Stored data entries:
*-*-*
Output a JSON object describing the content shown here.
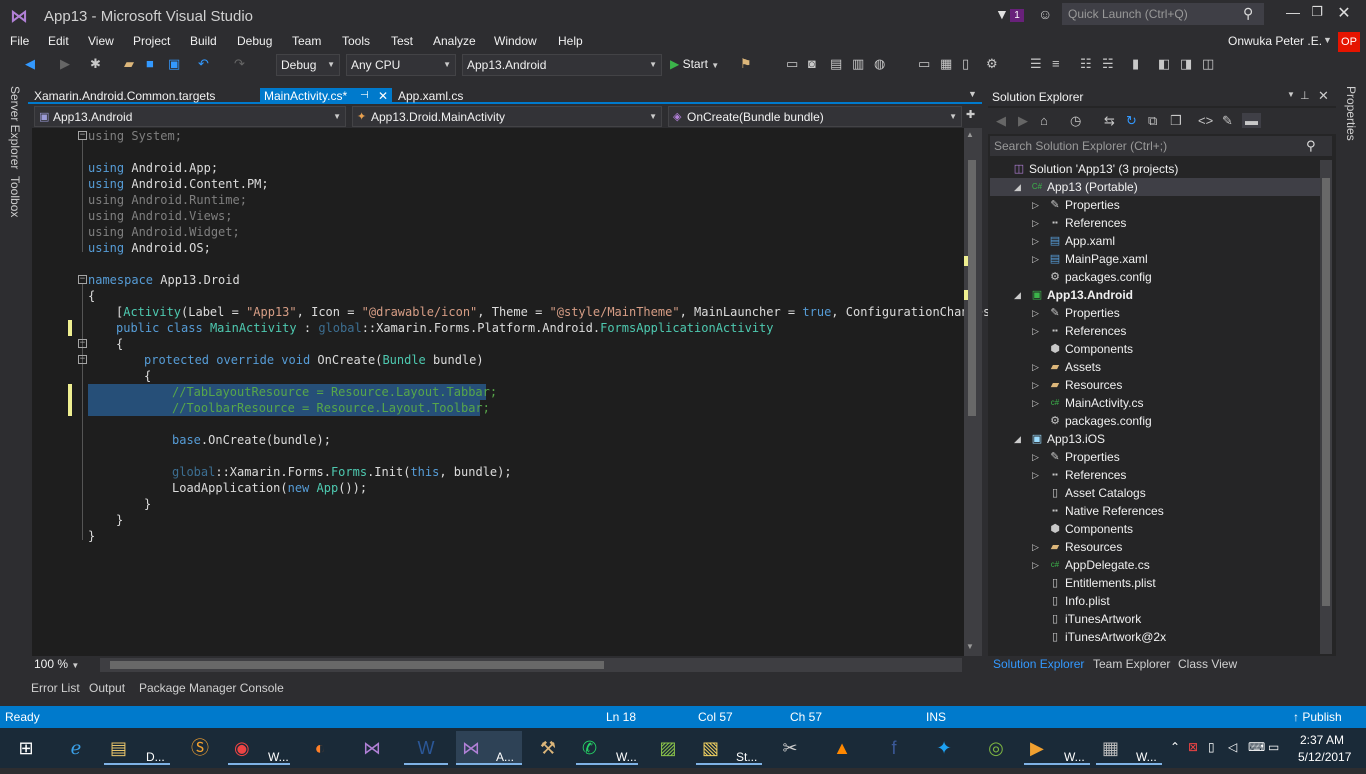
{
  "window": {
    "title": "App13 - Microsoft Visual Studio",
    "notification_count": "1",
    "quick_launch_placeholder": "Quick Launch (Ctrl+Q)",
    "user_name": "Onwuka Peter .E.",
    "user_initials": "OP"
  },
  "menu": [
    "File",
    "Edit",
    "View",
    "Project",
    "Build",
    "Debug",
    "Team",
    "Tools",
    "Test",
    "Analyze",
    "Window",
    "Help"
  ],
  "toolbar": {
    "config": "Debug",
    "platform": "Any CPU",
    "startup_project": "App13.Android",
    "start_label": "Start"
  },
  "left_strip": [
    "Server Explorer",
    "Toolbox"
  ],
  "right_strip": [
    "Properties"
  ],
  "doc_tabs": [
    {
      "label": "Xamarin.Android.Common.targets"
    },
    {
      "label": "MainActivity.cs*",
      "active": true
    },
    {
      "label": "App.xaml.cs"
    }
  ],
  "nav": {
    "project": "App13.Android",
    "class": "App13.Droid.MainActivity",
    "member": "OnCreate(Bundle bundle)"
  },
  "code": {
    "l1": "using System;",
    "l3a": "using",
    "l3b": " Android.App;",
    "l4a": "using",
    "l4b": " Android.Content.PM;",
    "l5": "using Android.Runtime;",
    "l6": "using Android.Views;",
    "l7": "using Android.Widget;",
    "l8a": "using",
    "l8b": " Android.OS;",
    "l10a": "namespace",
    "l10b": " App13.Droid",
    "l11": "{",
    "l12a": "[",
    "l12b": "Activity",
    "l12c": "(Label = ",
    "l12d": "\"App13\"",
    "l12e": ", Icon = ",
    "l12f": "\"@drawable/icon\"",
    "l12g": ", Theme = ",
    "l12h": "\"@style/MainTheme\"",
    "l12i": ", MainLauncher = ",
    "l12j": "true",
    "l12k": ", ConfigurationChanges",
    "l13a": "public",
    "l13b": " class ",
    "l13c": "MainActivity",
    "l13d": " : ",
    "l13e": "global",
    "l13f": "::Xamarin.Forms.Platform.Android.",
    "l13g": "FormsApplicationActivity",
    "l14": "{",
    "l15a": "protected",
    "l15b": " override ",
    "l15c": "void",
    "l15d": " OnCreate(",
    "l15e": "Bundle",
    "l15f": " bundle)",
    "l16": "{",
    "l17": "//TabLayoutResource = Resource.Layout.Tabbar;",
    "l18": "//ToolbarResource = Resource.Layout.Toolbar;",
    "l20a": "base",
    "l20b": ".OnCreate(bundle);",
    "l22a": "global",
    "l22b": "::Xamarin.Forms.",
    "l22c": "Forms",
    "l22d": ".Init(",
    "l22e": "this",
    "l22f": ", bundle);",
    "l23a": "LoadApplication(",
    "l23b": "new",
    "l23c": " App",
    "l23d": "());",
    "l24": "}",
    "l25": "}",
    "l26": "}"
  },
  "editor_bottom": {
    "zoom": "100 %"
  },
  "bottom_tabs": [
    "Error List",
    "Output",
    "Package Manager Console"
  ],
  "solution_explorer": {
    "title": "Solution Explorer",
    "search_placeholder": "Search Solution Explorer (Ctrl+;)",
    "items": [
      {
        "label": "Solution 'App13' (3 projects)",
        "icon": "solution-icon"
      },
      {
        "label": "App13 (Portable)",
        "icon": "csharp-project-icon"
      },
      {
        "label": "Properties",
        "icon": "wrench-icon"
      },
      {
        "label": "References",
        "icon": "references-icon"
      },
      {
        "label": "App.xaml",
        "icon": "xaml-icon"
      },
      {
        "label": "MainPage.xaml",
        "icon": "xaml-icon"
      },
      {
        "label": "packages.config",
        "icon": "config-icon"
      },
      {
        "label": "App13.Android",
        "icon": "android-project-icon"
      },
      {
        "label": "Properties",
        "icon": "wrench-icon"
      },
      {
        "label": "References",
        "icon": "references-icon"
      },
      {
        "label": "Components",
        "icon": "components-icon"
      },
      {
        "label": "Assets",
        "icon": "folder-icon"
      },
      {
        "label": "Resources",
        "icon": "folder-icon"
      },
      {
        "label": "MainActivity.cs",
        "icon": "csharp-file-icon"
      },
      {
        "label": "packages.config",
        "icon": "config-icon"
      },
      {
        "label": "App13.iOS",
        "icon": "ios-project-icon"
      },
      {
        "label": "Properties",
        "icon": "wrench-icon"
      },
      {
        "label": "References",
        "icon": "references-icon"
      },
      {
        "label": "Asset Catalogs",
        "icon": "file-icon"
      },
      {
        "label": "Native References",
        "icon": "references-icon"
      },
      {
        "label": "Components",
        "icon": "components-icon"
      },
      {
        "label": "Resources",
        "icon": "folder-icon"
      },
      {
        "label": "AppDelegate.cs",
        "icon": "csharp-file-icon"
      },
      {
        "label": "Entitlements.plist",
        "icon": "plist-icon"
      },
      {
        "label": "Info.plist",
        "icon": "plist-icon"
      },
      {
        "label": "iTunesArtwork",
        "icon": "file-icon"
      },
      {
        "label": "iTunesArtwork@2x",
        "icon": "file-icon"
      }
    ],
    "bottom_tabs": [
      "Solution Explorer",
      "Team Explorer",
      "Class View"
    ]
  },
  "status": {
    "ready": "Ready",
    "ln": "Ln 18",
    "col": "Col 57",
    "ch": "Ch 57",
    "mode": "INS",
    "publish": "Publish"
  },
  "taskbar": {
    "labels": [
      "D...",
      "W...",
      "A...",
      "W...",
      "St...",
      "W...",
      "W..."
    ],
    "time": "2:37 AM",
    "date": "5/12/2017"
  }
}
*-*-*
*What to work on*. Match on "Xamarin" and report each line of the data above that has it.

*Task result*.
      "label": "Xamarin.Android.Common.targets"
    "l13f": "::Xamarin.Forms.Platform.Android.",
    "l22b": "::Xamarin.Forms.",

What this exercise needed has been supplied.